 FIGS. 6A-6 illustrate an enlarged exemplary backing disk 20 on a simplified hub assembly 17. The thickness of backing plate 20 is exaggerated to show individual layers (i.e., glass layers (GL 1-6) and two (2) resin mix layers). FIG. 6B illustrates the general arrangement of the layers showing that certain layers (e.g., fiberglass layers GL2 and GL4) may be truncated relative to the outer diameter of backing plate 20 and relative to other layers (e.g., G1). Again, to illustrate the truncated layers, the plate thickness is exaggerated and a space is shown adjacent to the truncated layers. This space does not actually exist. The two layers adjacent to the space actually touch and are bonded to each other. FIG. 6A illustrates the general arrangement of the layers showing an exemplary arrangement of the inner diameter of the layers relative to simplified hub assembly 17.
 The result of the foregoing structure is that the radial positioning of reinforcing material within reinforcing layers is non-uniform so that reinforcing material in at least one layer is radially located in a position where no reinforcing material is found in another layer. Furthermore, even if the reinforcing structure is not specifically a layered structure, it can be said that the radial positioning of reinforcing material is non-uniform along the thickness (i.e., from the bottom of the backing plate 20 where flaps 30 are connected to the opposite side) of the backing plate. This means that reinforcing material extends within some radial interval at one thickness, while at another thickness, no reinforcing material exists within that same radial interval.
 A variety of layer arrangements may be utilized. However, the general arrangement shown in FIG. 6 provides significant glass tensile reinforcement on the bottom toward GL 6 while providing upper resin mix layers that serve to sever undesirable GL 5 and GL6 strands. Glass layer GL 4 is truncated and will not extend to the wearing flange 22. Therefore, the illustrated arrangement allows the abrasive disk 19 to wear effectively, and at the same time, provides for a sufficiently strong abrasive disk that a user can apply significant force to the disk 19 for effective grinding.

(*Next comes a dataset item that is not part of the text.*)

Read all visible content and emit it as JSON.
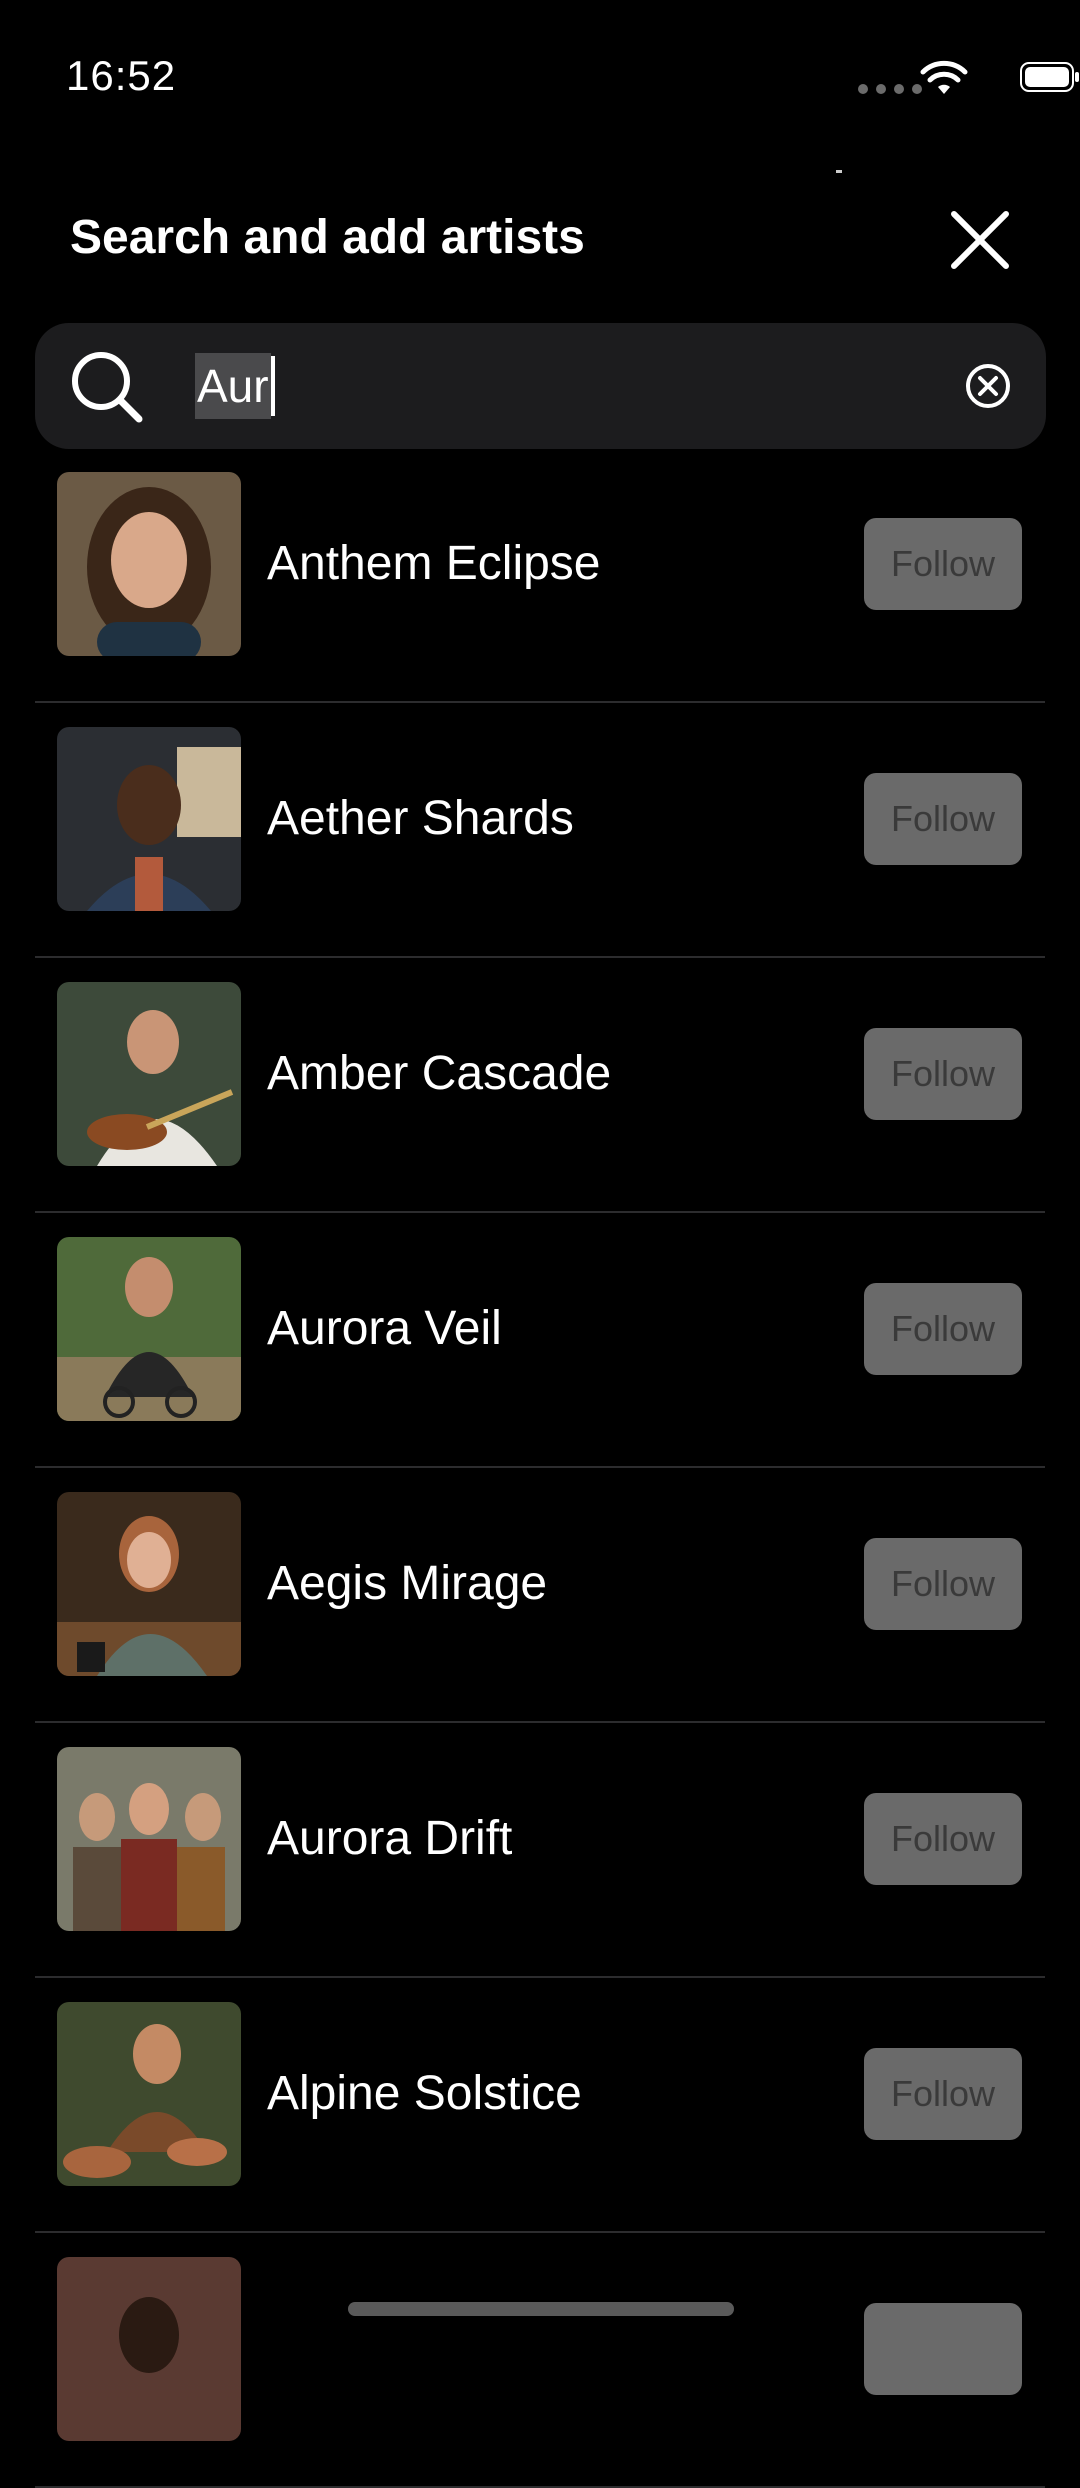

 While the parameters and designs set forth therein lead to backing plates of satisfactory performance, those skill in the art will appreciate that variations of the principles disclosed herein may be applied to achieve other satisfactory outcomes. For example, the present invention also contemplates a backing plate that includes strands of varying strength, positioned in various positions about the plate.